■ What you should do ■
Locate the string "image" in the listing below. Copy every line where it is found.

** Opening Source material block **

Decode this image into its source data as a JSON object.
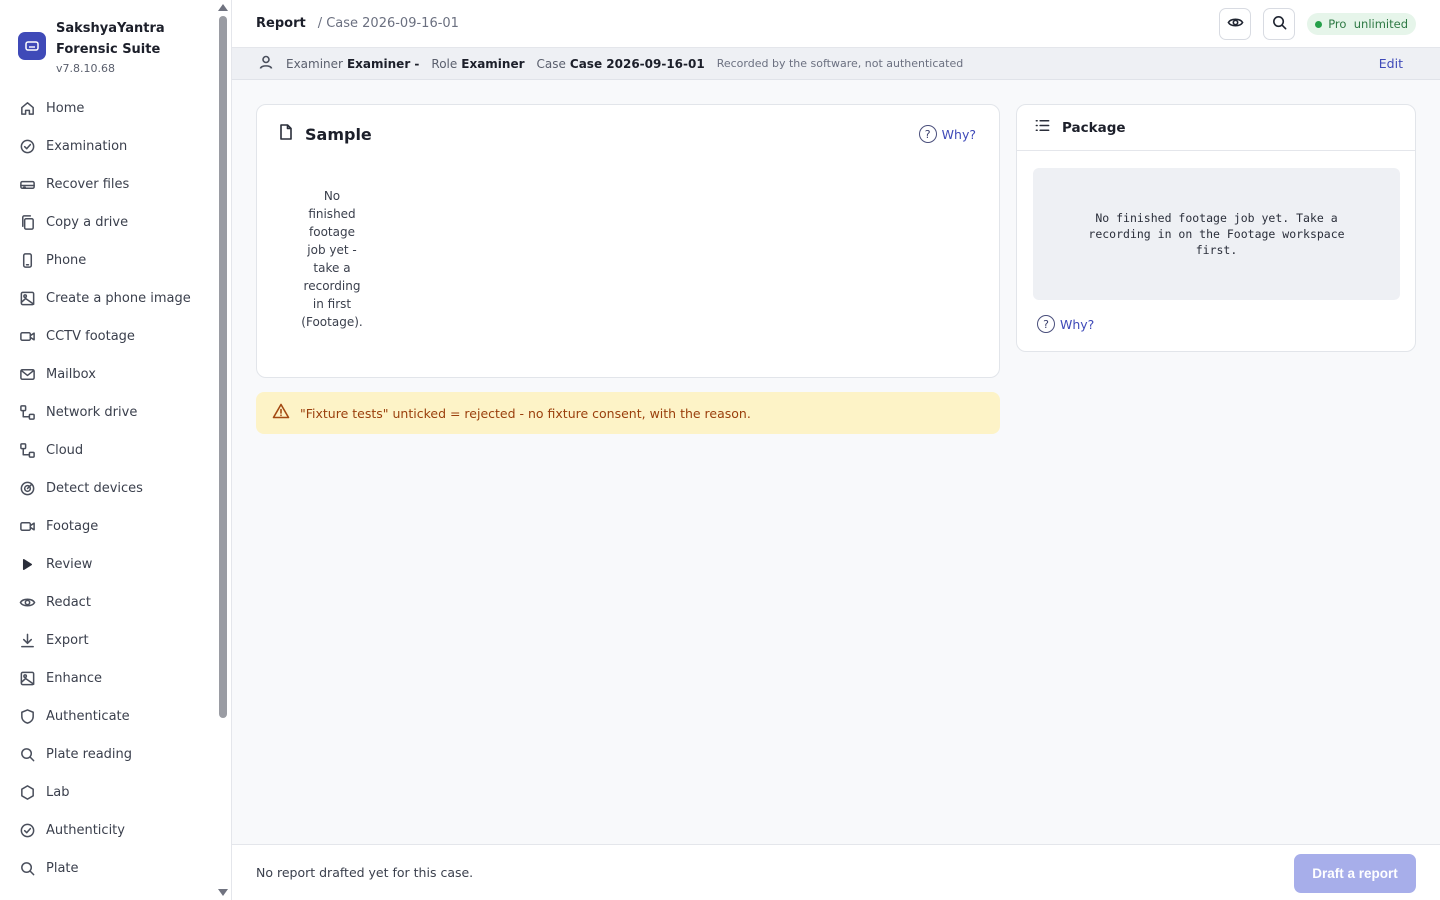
{
  "app": {
    "name_line1": "SakshyaYantra",
    "name_line2": "Forensic Suite",
    "version": "v7.8.10.68"
  },
  "sidebar": {
    "items": [
      {
        "label": "Home",
        "icon": "home-icon"
      },
      {
        "label": "Examination",
        "icon": "check-circle-icon"
      },
      {
        "label": "Recover files",
        "icon": "hard-drive-icon"
      },
      {
        "label": "Copy a drive",
        "icon": "copy-icon"
      },
      {
        "label": "Phone",
        "icon": "phone-icon"
      },
      {
        "label": "Create a phone image",
        "icon": "image-icon"
      },
      {
        "label": "CCTV footage",
        "icon": "video-icon"
      },
      {
        "label": "Mailbox",
        "icon": "mail-icon"
      },
      {
        "label": "Network drive",
        "icon": "network-icon"
      },
      {
        "label": "Cloud",
        "icon": "network-icon"
      },
      {
        "label": "Detect devices",
        "icon": "radar-icon"
      },
      {
        "label": "Footage",
        "icon": "video-icon"
      },
      {
        "label": "Review",
        "icon": "play-icon"
      },
      {
        "label": "Redact",
        "icon": "eye-icon"
      },
      {
        "label": "Export",
        "icon": "download-icon"
      },
      {
        "label": "Enhance",
        "icon": "image-icon"
      },
      {
        "label": "Authenticate",
        "icon": "shield-icon"
      },
      {
        "label": "Plate reading",
        "icon": "search-icon"
      },
      {
        "label": "Lab",
        "icon": "hexagon-icon"
      },
      {
        "label": "Authenticity",
        "icon": "check-circle-icon"
      },
      {
        "label": "Plate",
        "icon": "search-icon"
      }
    ]
  },
  "topbar": {
    "breadcrumb_main": "Report",
    "breadcrumb_sub": "/ Case 2026-09-16-01",
    "plan_label": "Pro  unlimited"
  },
  "infobar": {
    "examiner_key": "Examiner",
    "examiner_value": "Examiner -",
    "role_key": "Role",
    "role_value": "Examiner",
    "case_key": "Case",
    "case_value": "Case 2026-09-16-01",
    "note": "Recorded by the software, not authenticated",
    "edit_label": "Edit"
  },
  "sample": {
    "title": "Sample",
    "why_label": "Why?",
    "empty_message": "No finished footage job yet - take a recording in first (Footage)."
  },
  "package": {
    "title": "Package",
    "empty_message": "No finished footage job yet. Take a recording in on the Footage workspace first.",
    "why_label": "Why?"
  },
  "warning": {
    "text": "\"Fixture tests\" unticked = rejected - no fixture consent, with the reason."
  },
  "footer": {
    "status": "No report drafted yet for this case.",
    "draft_button": "Draft a report"
  },
  "colors": {
    "accent": "#3f4ab8",
    "plan_green": "#26a04a",
    "warning_bg": "#fdf3c7",
    "warning_text": "#9a3f0c",
    "draft_button_disabled": "#a7aeea"
  }
}
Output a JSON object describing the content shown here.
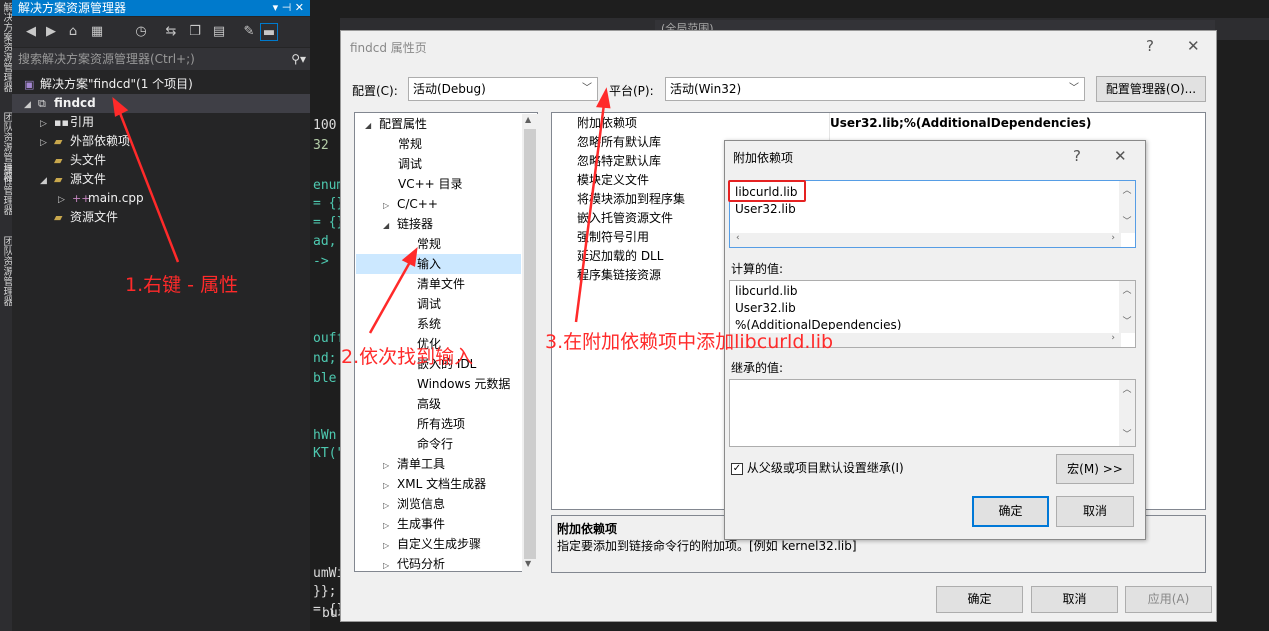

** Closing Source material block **

■ Answer for the task ■
Decode this image into its source data as a JSON object.
        "label": "Create a phone image",
        "icon": "image-icon"
        "icon": "image-icon"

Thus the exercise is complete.